### What this task involves
Search each line below for the word "Left" and list those that contain it.

===== Information provided

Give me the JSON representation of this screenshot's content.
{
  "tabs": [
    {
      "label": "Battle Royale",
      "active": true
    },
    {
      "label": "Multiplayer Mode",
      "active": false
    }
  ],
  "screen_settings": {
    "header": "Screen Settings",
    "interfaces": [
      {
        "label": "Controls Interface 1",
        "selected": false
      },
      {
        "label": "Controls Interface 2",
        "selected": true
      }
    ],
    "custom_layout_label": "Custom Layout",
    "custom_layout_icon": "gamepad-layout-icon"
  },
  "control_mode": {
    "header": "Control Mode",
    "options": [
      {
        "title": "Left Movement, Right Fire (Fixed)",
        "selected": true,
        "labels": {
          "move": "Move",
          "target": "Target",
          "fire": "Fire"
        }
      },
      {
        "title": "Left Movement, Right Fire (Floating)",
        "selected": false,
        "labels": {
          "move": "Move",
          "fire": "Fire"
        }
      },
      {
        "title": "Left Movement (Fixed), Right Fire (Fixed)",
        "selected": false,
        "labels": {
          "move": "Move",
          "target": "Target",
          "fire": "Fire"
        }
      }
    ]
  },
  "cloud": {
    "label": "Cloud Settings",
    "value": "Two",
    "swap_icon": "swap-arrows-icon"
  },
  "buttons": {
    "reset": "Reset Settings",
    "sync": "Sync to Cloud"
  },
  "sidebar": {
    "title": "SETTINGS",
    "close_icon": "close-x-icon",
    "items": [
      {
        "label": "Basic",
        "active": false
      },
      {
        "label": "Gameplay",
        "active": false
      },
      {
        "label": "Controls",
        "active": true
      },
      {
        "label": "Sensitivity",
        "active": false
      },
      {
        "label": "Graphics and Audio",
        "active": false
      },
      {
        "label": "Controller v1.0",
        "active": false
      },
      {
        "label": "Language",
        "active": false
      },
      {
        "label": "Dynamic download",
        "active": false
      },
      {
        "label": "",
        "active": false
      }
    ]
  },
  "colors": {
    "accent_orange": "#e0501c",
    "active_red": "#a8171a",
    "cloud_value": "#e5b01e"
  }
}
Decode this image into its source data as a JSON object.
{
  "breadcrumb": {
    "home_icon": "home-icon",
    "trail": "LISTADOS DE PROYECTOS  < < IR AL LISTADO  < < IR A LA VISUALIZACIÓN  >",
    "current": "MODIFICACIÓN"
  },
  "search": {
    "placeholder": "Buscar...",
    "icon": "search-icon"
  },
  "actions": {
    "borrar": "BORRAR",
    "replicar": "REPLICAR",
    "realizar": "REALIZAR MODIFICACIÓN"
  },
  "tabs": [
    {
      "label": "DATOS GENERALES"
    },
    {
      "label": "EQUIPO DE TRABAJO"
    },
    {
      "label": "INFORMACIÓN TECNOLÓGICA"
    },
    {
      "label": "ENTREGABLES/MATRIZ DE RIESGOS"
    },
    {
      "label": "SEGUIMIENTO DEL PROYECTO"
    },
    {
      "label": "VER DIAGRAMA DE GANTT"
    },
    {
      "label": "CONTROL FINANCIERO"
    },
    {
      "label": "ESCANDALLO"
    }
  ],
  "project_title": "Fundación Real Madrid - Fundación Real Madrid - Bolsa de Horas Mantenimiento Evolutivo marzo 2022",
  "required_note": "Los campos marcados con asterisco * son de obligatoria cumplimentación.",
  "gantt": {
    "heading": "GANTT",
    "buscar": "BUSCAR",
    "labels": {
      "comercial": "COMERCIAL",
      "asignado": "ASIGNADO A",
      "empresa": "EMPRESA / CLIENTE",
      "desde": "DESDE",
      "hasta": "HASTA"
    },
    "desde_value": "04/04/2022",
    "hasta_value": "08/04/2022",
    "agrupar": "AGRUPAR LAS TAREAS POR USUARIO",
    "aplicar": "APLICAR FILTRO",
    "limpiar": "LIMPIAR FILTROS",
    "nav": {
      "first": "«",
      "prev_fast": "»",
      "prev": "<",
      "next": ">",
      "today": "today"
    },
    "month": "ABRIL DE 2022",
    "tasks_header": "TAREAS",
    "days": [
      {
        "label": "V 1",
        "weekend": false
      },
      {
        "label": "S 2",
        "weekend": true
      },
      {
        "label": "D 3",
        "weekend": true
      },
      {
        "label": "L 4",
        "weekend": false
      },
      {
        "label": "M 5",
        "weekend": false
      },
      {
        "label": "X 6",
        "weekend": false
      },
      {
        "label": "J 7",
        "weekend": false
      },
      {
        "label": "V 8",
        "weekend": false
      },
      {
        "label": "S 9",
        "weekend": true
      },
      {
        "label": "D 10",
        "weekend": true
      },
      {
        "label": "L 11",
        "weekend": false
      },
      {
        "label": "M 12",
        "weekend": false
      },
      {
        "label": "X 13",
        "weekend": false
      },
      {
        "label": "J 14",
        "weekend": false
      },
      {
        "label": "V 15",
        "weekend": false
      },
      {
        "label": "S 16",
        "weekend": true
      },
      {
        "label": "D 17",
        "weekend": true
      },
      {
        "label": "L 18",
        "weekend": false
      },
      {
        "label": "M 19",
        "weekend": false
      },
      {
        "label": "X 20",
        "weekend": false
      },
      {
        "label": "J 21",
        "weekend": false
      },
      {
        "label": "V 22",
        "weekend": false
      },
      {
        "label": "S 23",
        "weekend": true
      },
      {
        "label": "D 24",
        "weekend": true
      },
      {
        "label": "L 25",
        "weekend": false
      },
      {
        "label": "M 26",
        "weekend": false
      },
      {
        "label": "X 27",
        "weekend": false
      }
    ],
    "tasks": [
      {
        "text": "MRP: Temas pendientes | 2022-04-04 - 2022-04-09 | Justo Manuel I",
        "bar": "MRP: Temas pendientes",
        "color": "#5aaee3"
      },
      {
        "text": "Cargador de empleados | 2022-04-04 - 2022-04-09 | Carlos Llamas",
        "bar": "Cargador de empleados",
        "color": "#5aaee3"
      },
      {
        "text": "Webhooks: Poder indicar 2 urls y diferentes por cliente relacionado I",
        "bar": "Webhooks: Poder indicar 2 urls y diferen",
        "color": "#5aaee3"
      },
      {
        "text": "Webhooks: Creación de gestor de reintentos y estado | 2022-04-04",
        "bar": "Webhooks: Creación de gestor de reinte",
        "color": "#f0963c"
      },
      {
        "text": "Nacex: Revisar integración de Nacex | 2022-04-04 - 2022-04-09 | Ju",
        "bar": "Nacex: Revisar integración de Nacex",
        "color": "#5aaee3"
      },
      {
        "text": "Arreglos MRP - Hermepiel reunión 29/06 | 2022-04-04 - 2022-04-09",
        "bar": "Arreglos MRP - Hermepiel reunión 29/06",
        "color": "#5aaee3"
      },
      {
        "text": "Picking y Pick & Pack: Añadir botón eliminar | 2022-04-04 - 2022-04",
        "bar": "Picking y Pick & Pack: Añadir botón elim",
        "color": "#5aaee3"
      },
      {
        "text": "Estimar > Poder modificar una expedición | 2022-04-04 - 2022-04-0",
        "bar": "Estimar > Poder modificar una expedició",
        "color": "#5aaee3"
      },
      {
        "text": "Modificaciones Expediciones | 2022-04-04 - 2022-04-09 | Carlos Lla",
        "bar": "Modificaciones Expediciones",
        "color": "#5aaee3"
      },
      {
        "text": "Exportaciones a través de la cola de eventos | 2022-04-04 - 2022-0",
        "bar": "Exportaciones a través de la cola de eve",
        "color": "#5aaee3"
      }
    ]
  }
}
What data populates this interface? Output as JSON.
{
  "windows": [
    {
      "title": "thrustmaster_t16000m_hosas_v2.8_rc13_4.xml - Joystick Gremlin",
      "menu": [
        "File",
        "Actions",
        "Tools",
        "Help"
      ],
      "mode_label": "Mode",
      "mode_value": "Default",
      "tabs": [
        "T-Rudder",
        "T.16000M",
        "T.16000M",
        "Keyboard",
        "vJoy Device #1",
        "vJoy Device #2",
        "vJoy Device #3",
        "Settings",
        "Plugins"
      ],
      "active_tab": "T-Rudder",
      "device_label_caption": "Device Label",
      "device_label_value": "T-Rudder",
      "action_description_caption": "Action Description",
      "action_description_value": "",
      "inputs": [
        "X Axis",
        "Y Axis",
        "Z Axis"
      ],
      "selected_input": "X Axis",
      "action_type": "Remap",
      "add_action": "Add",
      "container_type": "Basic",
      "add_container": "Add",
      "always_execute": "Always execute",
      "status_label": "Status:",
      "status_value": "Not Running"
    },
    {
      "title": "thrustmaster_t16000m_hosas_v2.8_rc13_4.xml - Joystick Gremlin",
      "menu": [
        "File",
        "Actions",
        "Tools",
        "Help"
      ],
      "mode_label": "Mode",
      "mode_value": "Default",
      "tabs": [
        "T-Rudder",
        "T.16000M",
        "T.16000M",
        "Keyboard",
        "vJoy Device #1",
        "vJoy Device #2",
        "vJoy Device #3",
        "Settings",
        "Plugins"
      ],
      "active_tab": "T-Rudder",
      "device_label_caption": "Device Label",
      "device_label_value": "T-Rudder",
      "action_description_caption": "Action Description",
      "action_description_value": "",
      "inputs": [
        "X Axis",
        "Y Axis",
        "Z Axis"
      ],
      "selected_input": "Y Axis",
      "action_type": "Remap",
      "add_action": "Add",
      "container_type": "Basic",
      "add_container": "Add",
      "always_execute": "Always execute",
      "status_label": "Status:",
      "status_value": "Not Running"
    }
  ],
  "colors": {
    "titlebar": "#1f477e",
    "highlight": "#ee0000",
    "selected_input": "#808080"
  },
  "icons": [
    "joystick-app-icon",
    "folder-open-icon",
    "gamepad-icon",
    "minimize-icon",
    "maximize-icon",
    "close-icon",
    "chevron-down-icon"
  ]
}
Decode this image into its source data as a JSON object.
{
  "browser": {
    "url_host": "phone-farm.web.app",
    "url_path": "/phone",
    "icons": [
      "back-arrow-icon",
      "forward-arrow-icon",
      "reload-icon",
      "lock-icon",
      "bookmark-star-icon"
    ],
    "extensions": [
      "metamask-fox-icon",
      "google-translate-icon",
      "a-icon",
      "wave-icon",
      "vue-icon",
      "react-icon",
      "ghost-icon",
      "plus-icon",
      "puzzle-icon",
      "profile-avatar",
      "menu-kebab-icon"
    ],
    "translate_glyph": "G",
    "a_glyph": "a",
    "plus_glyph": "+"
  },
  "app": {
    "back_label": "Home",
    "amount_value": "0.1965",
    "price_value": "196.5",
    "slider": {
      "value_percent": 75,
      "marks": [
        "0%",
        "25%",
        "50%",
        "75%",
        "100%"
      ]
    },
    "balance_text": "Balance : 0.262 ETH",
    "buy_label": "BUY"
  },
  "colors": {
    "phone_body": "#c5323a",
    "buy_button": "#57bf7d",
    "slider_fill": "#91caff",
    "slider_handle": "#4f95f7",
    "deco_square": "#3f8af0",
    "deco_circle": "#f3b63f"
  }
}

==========

### Expected answer
        "title": "Left Movement, Right Fire (Fixed)",
        "title": "Left Movement, Right Fire (Floating)",
        "title": "Left Movement (Fixed), Right Fire (Fixed)",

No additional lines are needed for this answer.